Syntax – Phrase

To search words as a phrase, means that you want your words to be found together in exactly that order. Most search engines will recognize a phrase if the words are enclosed in “quotation marks”.

For example, we might wish to find a Web site that had information about “age of spiritual machines”, the book by Ray Kurzweil. The quotation marks signify that we want those words to be searched as a phrase, not scattered about in a page with “age” in one paragraph and “machines” in another. At Bing, there are over 20,000 pages with the phrase “age of spiritual machines” (many of these advertisements for the book). Had we not stipulated phrase searching, the hits would have numbered around 600,000.

Another example of searching for a phrase would be if you were looking for information about hiking “The Bruce Trail” in Southern Ontario. We want to see only those pages that have the three words “The Bruce Trail” together in that order. (Tip: It’s a good idea to add Ontario to identify the location of the trail.)

Searching for phrases will narrow your results dramatically.

Phrase Search Exercise

Go to Google (www.google.com)

At Google we can use quotation marks to require words to be next to each other. We can also use * at the end to ask that the words be close together.

See the effect of this syntax on these searches (links open in new window).

  1. strategies for learning online -  results tend to be on design of online courses rather than learning online
  2. “strategies for learning online” – matches on  the exact phrase but there are only a few results.  This is too tight a query.
  3. strategies for learning online * – words are close together though not exactly so. Several on the first page are promising.

Use Web search and Google Book Search for the following:

  1. Search the web for pages that make some mention of the book Grown Up Digital: How the Net Generation is Changing Your World by Don Tapscott. This was published in 2008 and is also available in digital format. You might even look for an excerpt.
  2. Find it in Google Book Search (books.google.com). Use “About the Book” to explore.

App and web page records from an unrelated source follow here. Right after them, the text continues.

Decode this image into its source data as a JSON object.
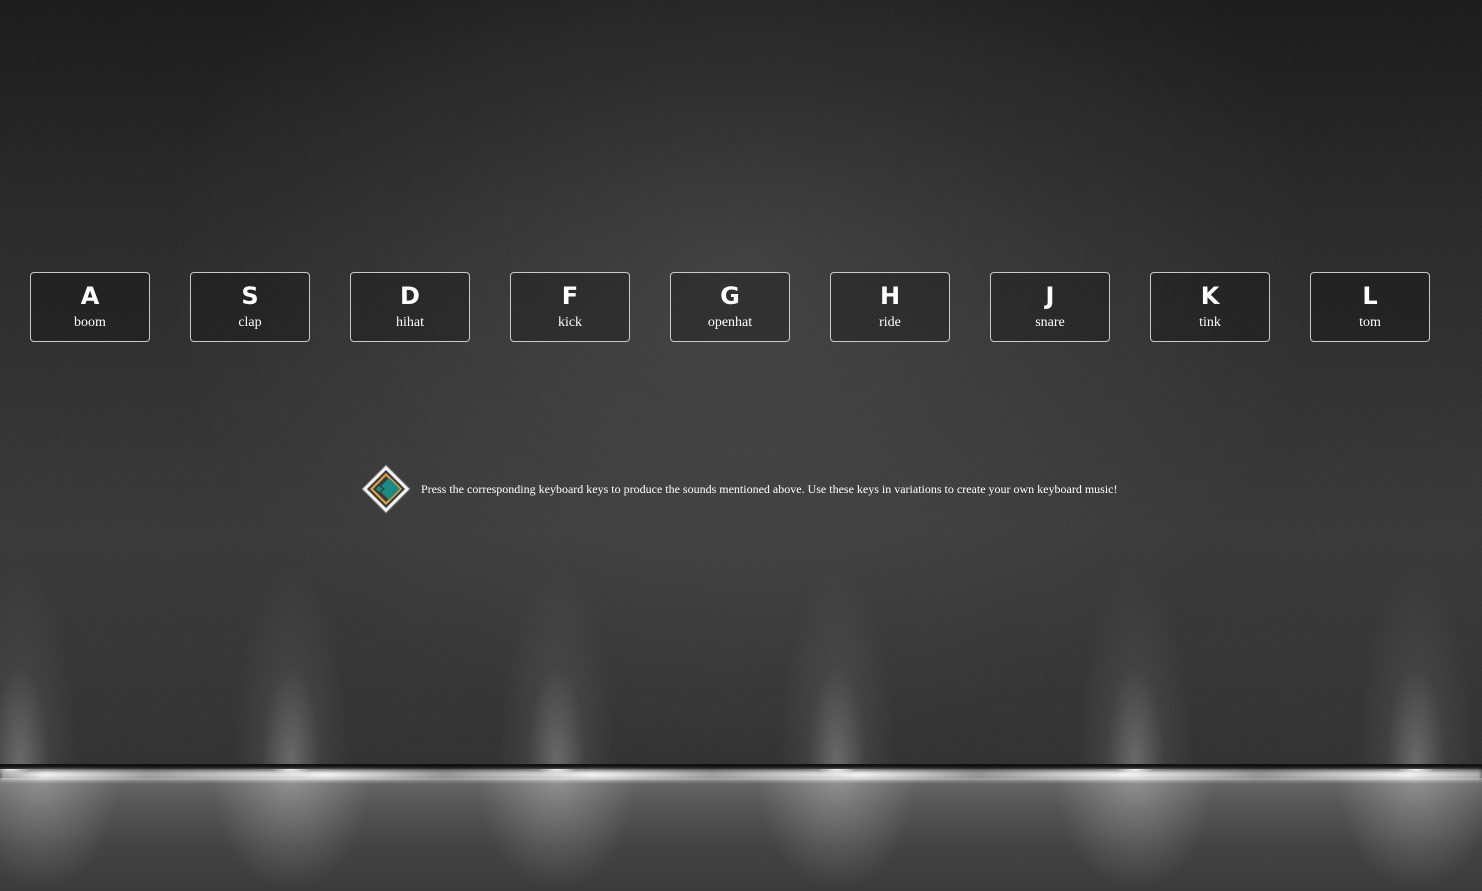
{
  "keys": [
    {
      "letter": "A",
      "sound": "boom"
    },
    {
      "letter": "S",
      "sound": "clap"
    },
    {
      "letter": "D",
      "sound": "hihat"
    },
    {
      "letter": "F",
      "sound": "kick"
    },
    {
      "letter": "G",
      "sound": "openhat"
    },
    {
      "letter": "H",
      "sound": "ride"
    },
    {
      "letter": "J",
      "sound": "snare"
    },
    {
      "letter": "K",
      "sound": "tink"
    },
    {
      "letter": "L",
      "sound": "tom"
    }
  ],
  "info": {
    "text": "Press the corresponding keyboard keys to produce the sounds mentioned above. Use these keys in variations to create your own keyboard music!",
    "logo_icon": "diamond-logo-icon"
  },
  "colors": {
    "key_border": "#ffffff",
    "text": "#ffffff",
    "logo_teal": "#1a8a84",
    "logo_orange": "#e0a040"
  }
}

Quotation marks are especially good to use when looking for scraps of quotations. Who said, “what we play is life”? What more can you learn about the quote? Look in Google’s Web Results and Book Results.

Check your search construction against the syntax answer page.